Repeat, word for word, each of the records shown below, without their pictures.

Start of SUPPLIED MATERIAL

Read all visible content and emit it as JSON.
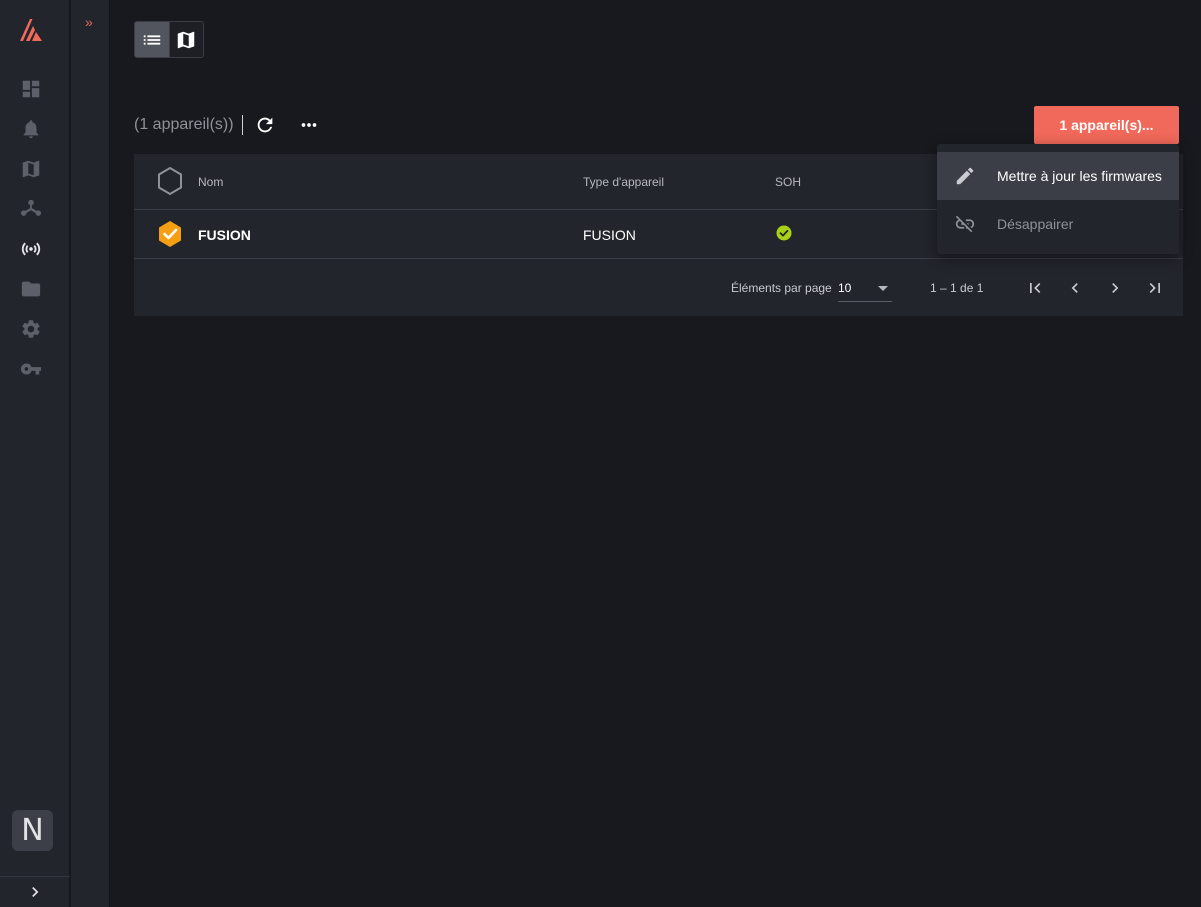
{
  "sidebar": {
    "items": [
      {
        "name": "dashboard-icon"
      },
      {
        "name": "bell-icon"
      },
      {
        "name": "map-icon"
      },
      {
        "name": "network-icon"
      },
      {
        "name": "broadcast-icon",
        "active": true
      },
      {
        "name": "folder-icon"
      },
      {
        "name": "gear-icon"
      },
      {
        "name": "key-icon"
      }
    ],
    "avatar_letter": "N",
    "collapse_icon": "chevron-right-icon"
  },
  "subsidebar": {
    "expand_label": "»"
  },
  "toolbar": {
    "device_count": "(1 appareil(s))",
    "action_button": "1 appareil(s)..."
  },
  "table": {
    "columns": [
      "Nom",
      "Type d'appareil",
      "SOH"
    ],
    "rows": [
      {
        "name": "FUSION",
        "type": "FUSION",
        "soh": "ok"
      }
    ]
  },
  "paginator": {
    "items_per_page_label": "Éléments par page",
    "items_per_page_value": "10",
    "range": "1 – 1 de 1"
  },
  "menu": {
    "items": [
      {
        "label": "Mettre à jour les firmwares",
        "icon": "pencil-icon"
      },
      {
        "label": "Désappairer",
        "icon": "link-off-icon"
      }
    ]
  },
  "colors": {
    "accent": "#f0695a",
    "device_badge": "#f5a012",
    "soh_ok": "#a8d11a",
    "background": "#17191e",
    "panel": "#23252d"
  }
}
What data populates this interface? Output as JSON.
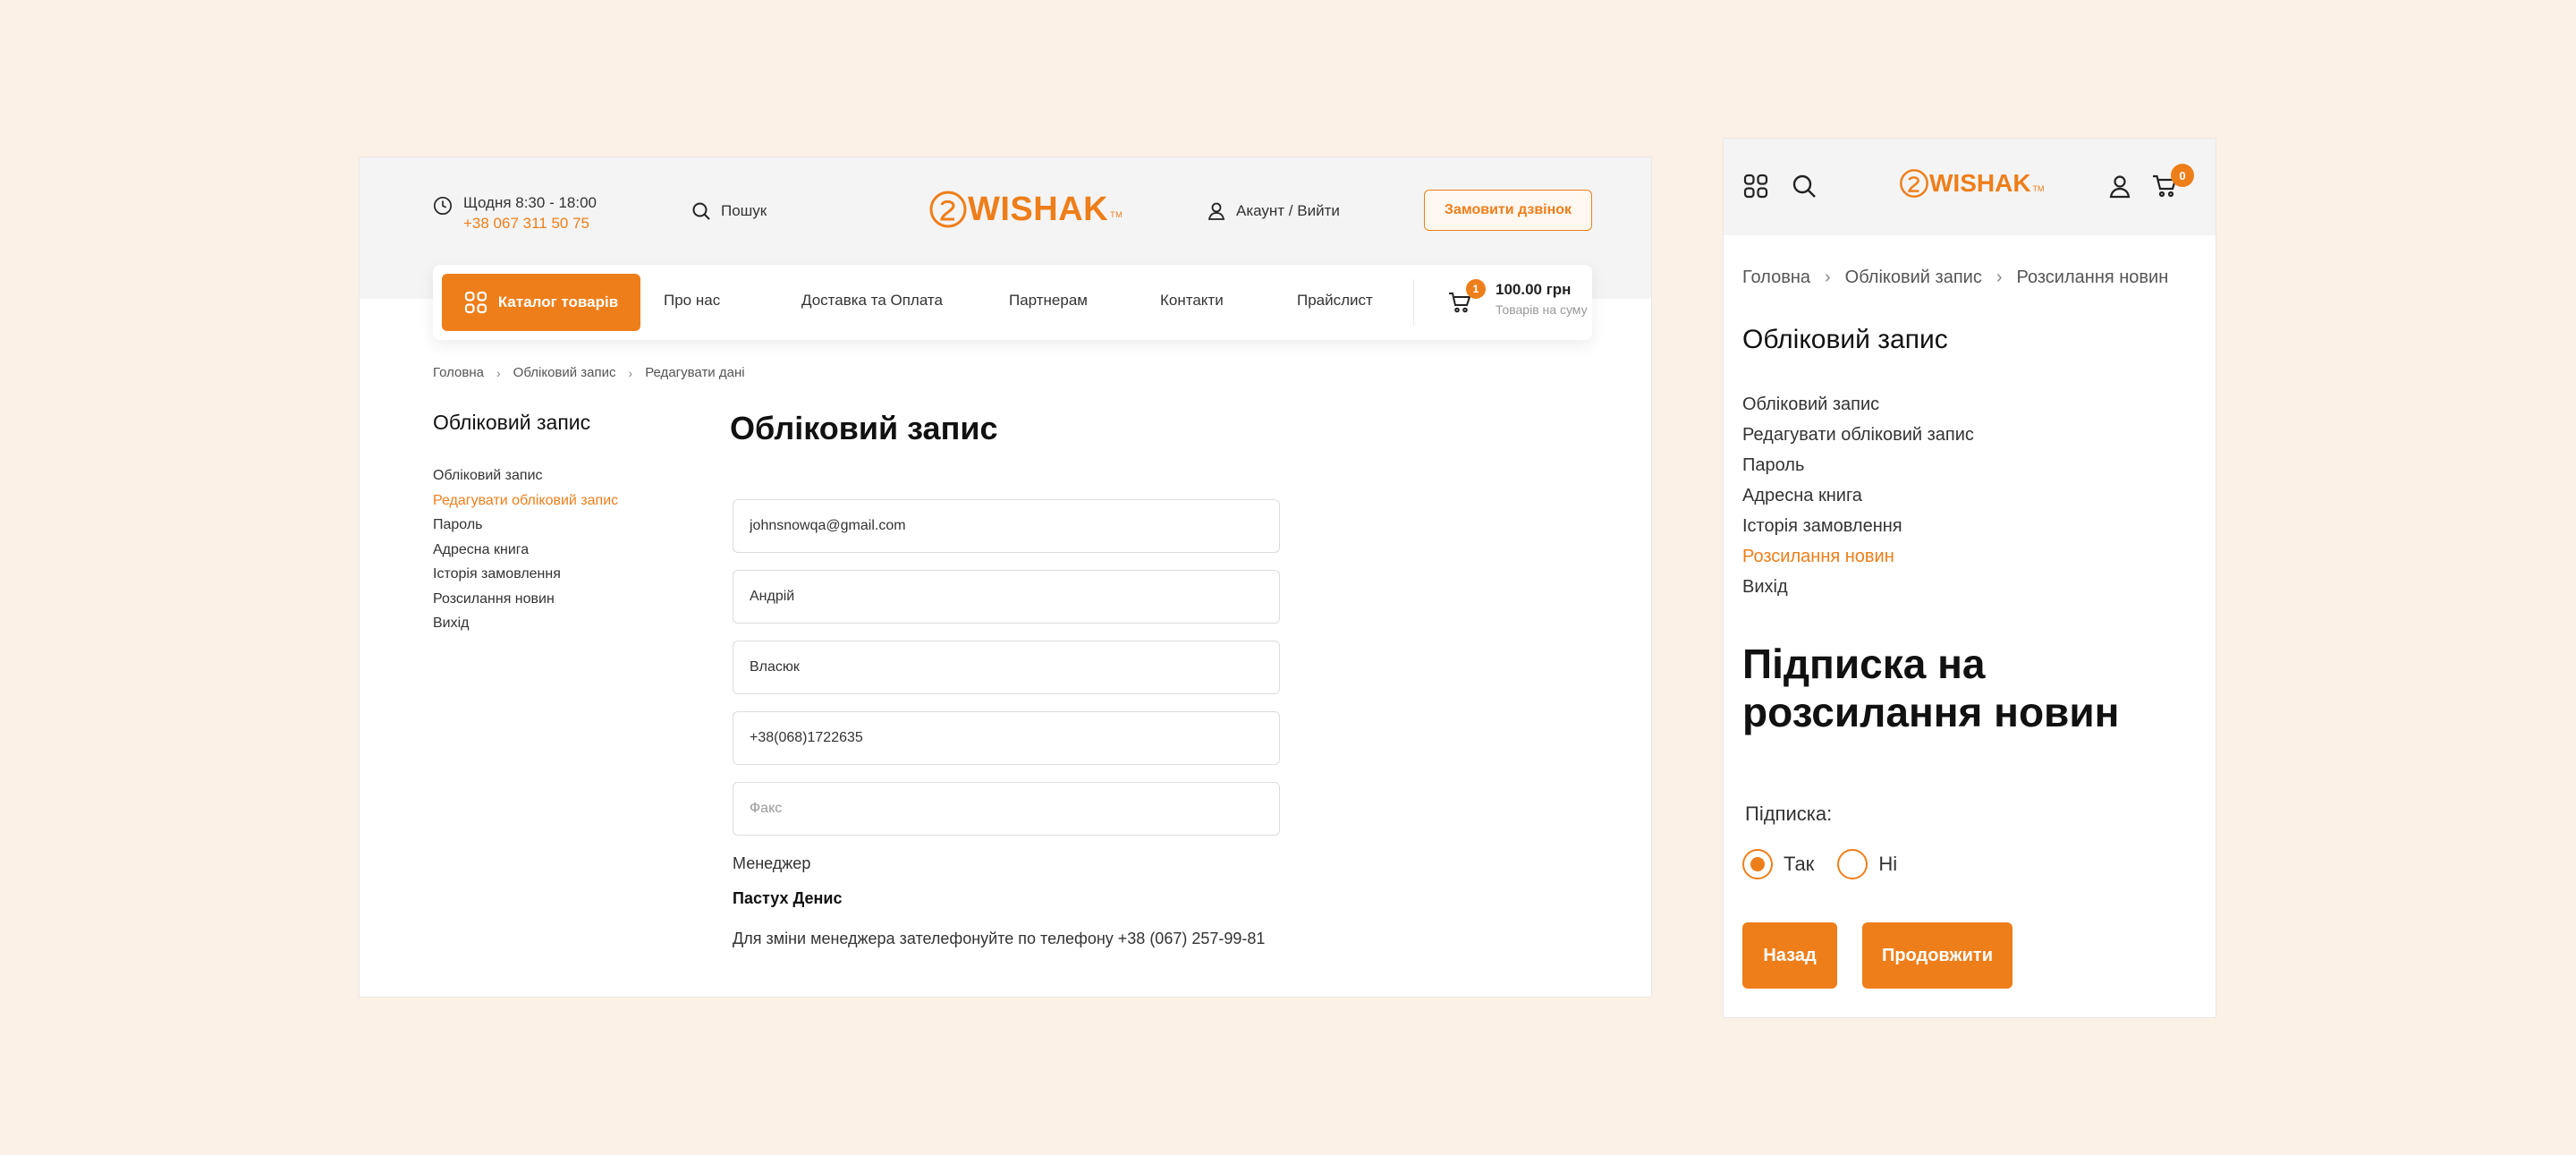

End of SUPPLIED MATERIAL

TASK OUTPUT »
Read all visible content and emit it as JSON.
{
  "sidebar": {
    "items": [
      {
        "name": "dashboard-icon"
      },
      {
        "name": "bell-icon"
      },
      {
        "name": "map-icon"
      },
      {
        "name": "network-icon"
      },
      {
        "name": "broadcast-icon",
        "active": true
      },
      {
        "name": "folder-icon"
      },
      {
        "name": "gear-icon"
      },
      {
        "name": "key-icon"
      }
    ],
    "avatar_letter": "N",
    "collapse_icon": "chevron-right-icon"
  },
  "subsidebar": {
    "expand_label": "»"
  },
  "toolbar": {
    "device_count": "(1 appareil(s))",
    "action_button": "1 appareil(s)..."
  },
  "table": {
    "columns": [
      "Nom",
      "Type d'appareil",
      "SOH"
    ],
    "rows": [
      {
        "name": "FUSION",
        "type": "FUSION",
        "soh": "ok"
      }
    ]
  },
  "paginator": {
    "items_per_page_label": "Éléments par page",
    "items_per_page_value": "10",
    "range": "1 – 1 de 1"
  },
  "menu": {
    "items": [
      {
        "label": "Mettre à jour les firmwares",
        "icon": "pencil-icon"
      },
      {
        "label": "Désappairer",
        "icon": "link-off-icon"
      }
    ]
  },
  "colors": {
    "accent": "#f0695a",
    "device_badge": "#f5a012",
    "soh_ok": "#a8d11a",
    "background": "#17191e",
    "panel": "#23252d"
  }
}
What data populates this interface? Output as JSON.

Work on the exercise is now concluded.